A few lines from the author's first impressions of Naples: “....I soon found that we must adopt the style of foreigners who had been in the place for years and knew every inch of it, otherwise we were doomed to be pestered by beggars of the worst kind, who would follow one until they were bribed to go away. A man would sometimes come up close to us and push the stump of an amputated limb in your face, so that there was no possible chance of evading him. Italians they would leave alone, but the poor foreigner is really worried until he feels life not worth living if he is not careful, in fact he has to keep his wits about him all the while if he wishes to get about the place with any degree of comfort....”
“...Police, armed with revolvers, & gendarmes and all kinds of military men, may be seen in any street in large numbers, all walking about snugly between the crowds, apparently to keep order. Priests and monks are also conspicuous by their numbers. Outside the restaurants, chairs and tables are placed across the whole extent of the pathway, where men sit and take refreshment, sometimes playing cards... women dry their clothes on the rail of the veranda belonging to their apartment and they make their purchase from the hawker in the street by means of a basket attached to a rope which they let down....”
"...Midway between Naples and Pompeii, we passed through the village of Torre-de-Greco, which is thickly populated.

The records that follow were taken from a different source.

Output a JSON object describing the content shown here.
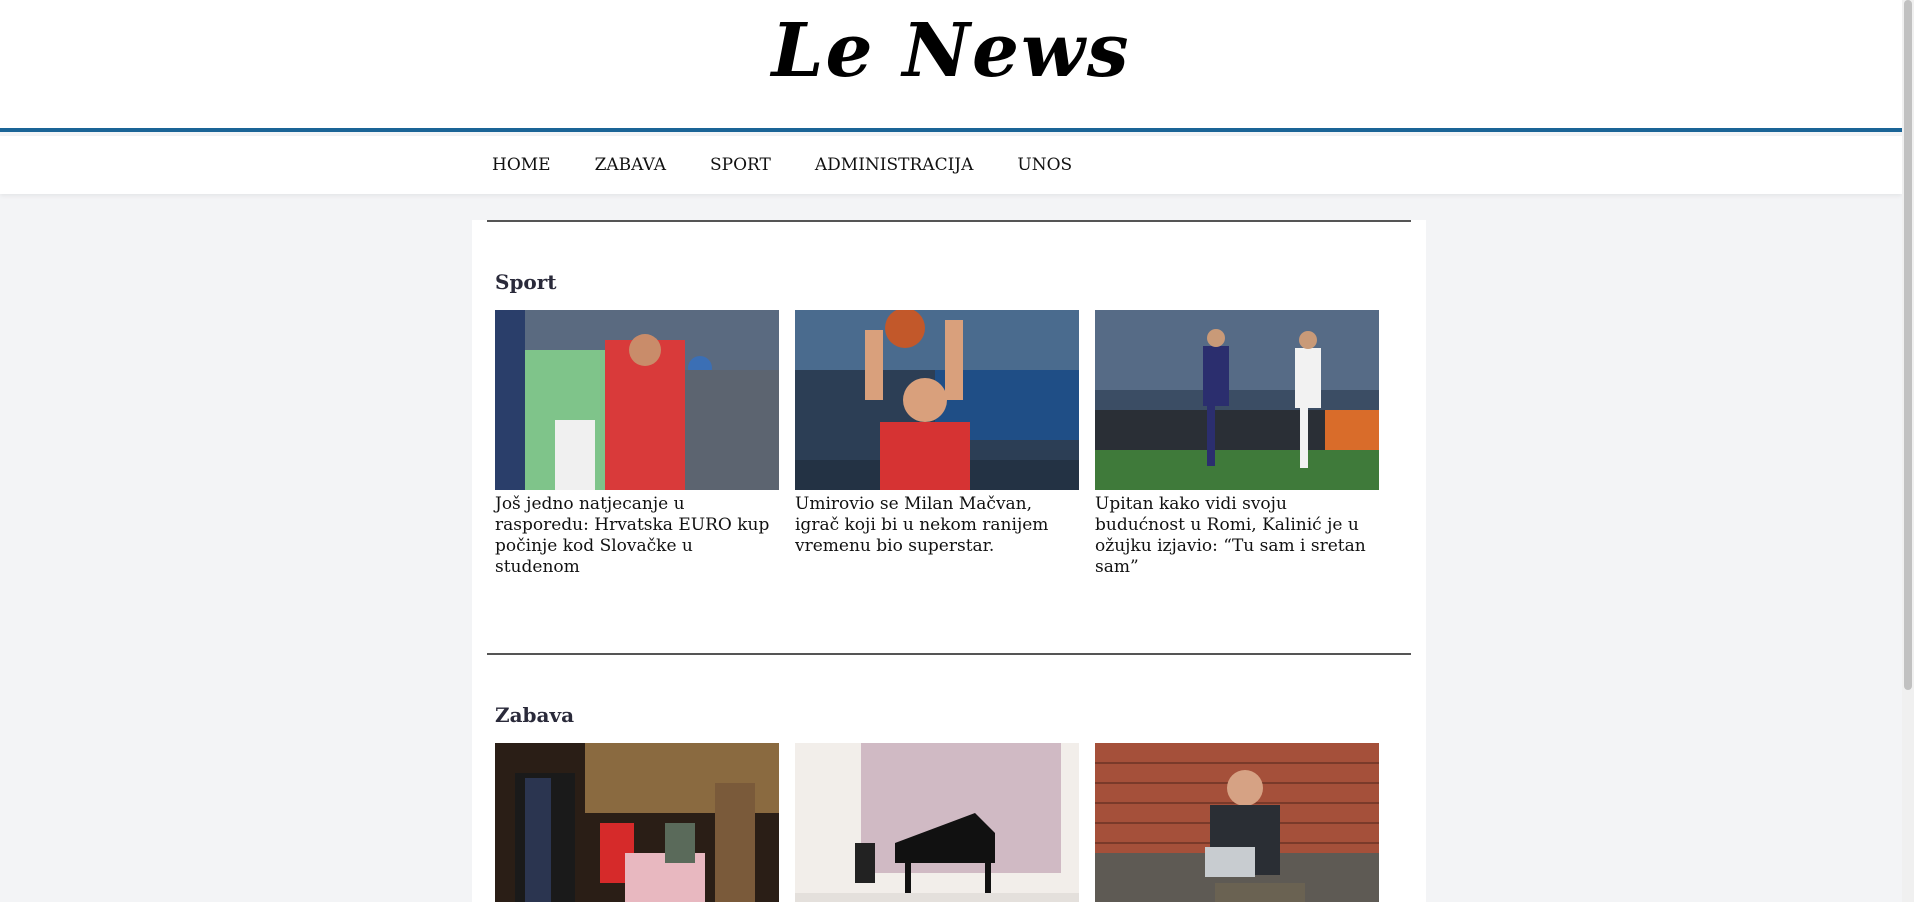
{
  "site": {
    "title": "Le News"
  },
  "nav": {
    "items": [
      "HOME",
      "ZABAVA",
      "SPORT",
      "ADMINISTRACIJA",
      "UNOS"
    ]
  },
  "sections": [
    {
      "title": "Sport",
      "articles": [
        {
          "title": "Još jedno natjecanje u rasporedu: Hrvatska EURO kup počinje kod Slovačke u studenom"
        },
        {
          "title": "Umirovio se Milan Mačvan, igrač koji bi u nekom ranijem vremenu bio superstar."
        },
        {
          "title": "Upitan kako vidi svoju budućnost u Romi, Kalinić je u ožujku izjavio: “Tu sam i sretan sam”"
        }
      ]
    },
    {
      "title": "Zabava",
      "articles": [
        {
          "title": ""
        },
        {
          "title": ""
        },
        {
          "title": ""
        }
      ]
    }
  ],
  "images": {
    "sport_0": "handball-photo",
    "sport_1": "basketball-photo",
    "sport_2": "football-photo",
    "zabava_0": "theatre-photo",
    "zabava_1": "piano-photo",
    "zabava_2": "laptop-man-photo"
  },
  "colors": {
    "accent": "#1a6496",
    "background": "#f3f4f6"
  }
}
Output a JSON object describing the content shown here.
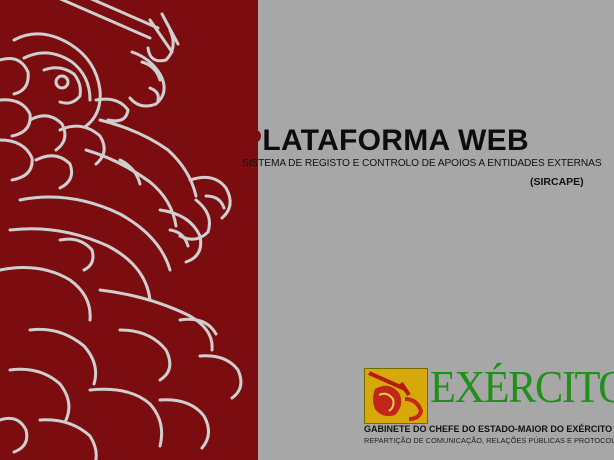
{
  "slide": {
    "title_initial": "P",
    "title_rest": "LATAFORMA WEB",
    "subtitle": "SISTEMA DE REGISTO E CONTROLO DE APOIOS A ENTIDADES EXTERNAS",
    "acronym": "(SIRCAPE)"
  },
  "branding": {
    "wordmark": "EXÉRCITO",
    "office": "GABINETE DO CHEFE DO ESTADO-MAIOR DO EXÉRCITO",
    "department": "REPARTIÇÃO DE COMUNICAÇÃO, RELAÇÕES PÚBLICAS E PROTOCOLO",
    "emblem_icon": "lion-sword-emblem-icon"
  },
  "colors": {
    "left_panel": "#7b0d10",
    "right_panel": "#a7a7a7",
    "title_accent": "#7b0d10",
    "wordmark": "#20901a",
    "emblem_background": "#d6a80a"
  },
  "decorative": {
    "left_art_icon": "heraldic-lion-with-sword-icon"
  }
}
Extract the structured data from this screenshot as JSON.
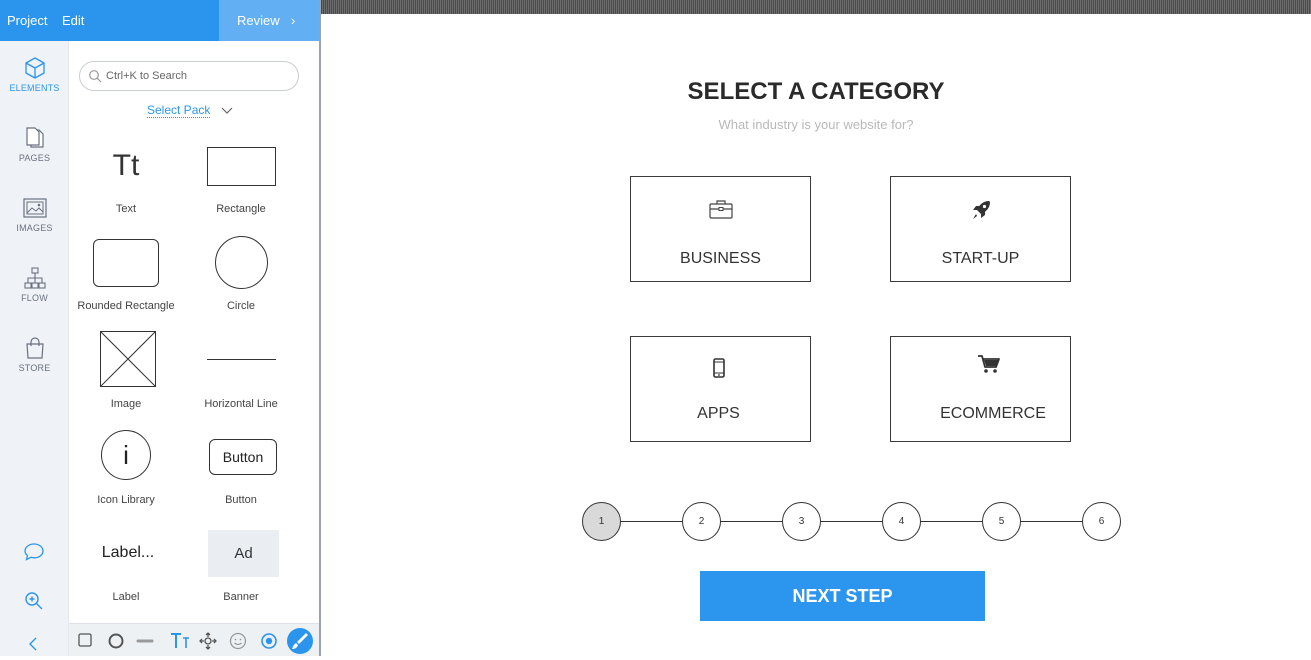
{
  "topbar": {
    "project_label": "Project",
    "edit_label": "Edit",
    "review_label": "Review"
  },
  "rail": {
    "items": [
      {
        "label": "ELEMENTS",
        "icon": "cube-icon",
        "active": true
      },
      {
        "label": "PAGES",
        "icon": "pages-icon"
      },
      {
        "label": "IMAGES",
        "icon": "image-icon"
      },
      {
        "label": "FLOW",
        "icon": "flow-icon"
      },
      {
        "label": "STORE",
        "icon": "bag-icon"
      }
    ],
    "tools": [
      "comment-icon",
      "zoom-icon",
      "collapse-icon"
    ]
  },
  "panel": {
    "search_placeholder": "Ctrl+K to Search",
    "select_pack": "Select Pack",
    "elements": [
      {
        "label": "Text",
        "glyph": "Tt"
      },
      {
        "label": "Rectangle"
      },
      {
        "label": "Rounded Rectangle"
      },
      {
        "label": "Circle"
      },
      {
        "label": "Image"
      },
      {
        "label": "Horizontal Line"
      },
      {
        "label": "Icon Library",
        "glyph": "i"
      },
      {
        "label": "Button",
        "glyph": "Button"
      },
      {
        "label": "Label",
        "glyph": "Label..."
      },
      {
        "label": "Banner",
        "glyph": "Ad"
      }
    ]
  },
  "bottombar": {
    "tools": [
      "square-icon",
      "circle-icon",
      "line-icon",
      "text-icon",
      "move-icon",
      "emoji-icon",
      "target-icon",
      "brush-icon"
    ]
  },
  "canvas": {
    "title": "SELECT A CATEGORY",
    "subtitle": "What industry is your website for?",
    "categories": [
      {
        "name": "BUSINESS",
        "icon": "briefcase-icon"
      },
      {
        "name": "START-UP",
        "icon": "rocket-icon"
      },
      {
        "name": "APPS",
        "icon": "mobile-icon"
      },
      {
        "name": "ECOMMERCE",
        "icon": "cart-icon"
      }
    ],
    "steps": [
      "1",
      "2",
      "3",
      "4",
      "5",
      "6"
    ],
    "current_step": 1,
    "next_button": "NEXT STEP"
  },
  "colors": {
    "accent": "#2b95ee",
    "review_bg": "#62b0f3",
    "rail_bg": "#eff2f6",
    "button": "#2c96ef"
  }
}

The people were lying and sitting about on chairs idoling away the time, here and there one or two would be working. Coming back in the cool of the evening we saw men and women and their half-clothed children squaling about in heaps on the pavements, sometimes with a lemon and bread stand before them. Not one of them seemed to have a care and all were laughing and chatting in the most light hearted manner.... Goats with beards were being led by women from house to house.
The inhabitants would come with their jugs on hearing the ring of a bell attached to the neck of one of the goats - the milk would be supplied direct from the beast....
Conway was thrilled by the beautiful sunsets in the Bay of Naples and mentions them often. He writes the following when departing from Naples:
“As I stood upon the bridge viewing Naples and the Bay with Mount Vesuvius on the east all lit up by a glorious sunshine, I felt sad at the thought of leaving it and heaved one or two heavy sighs. The three days I had spent there were, alas, only a memory - everything came back to me as I beheld the city for the last time. They were three of the happiest days I had ever spent and departing was terrible".
This collection is on consignment with LDRB.
Very Good. Item #7389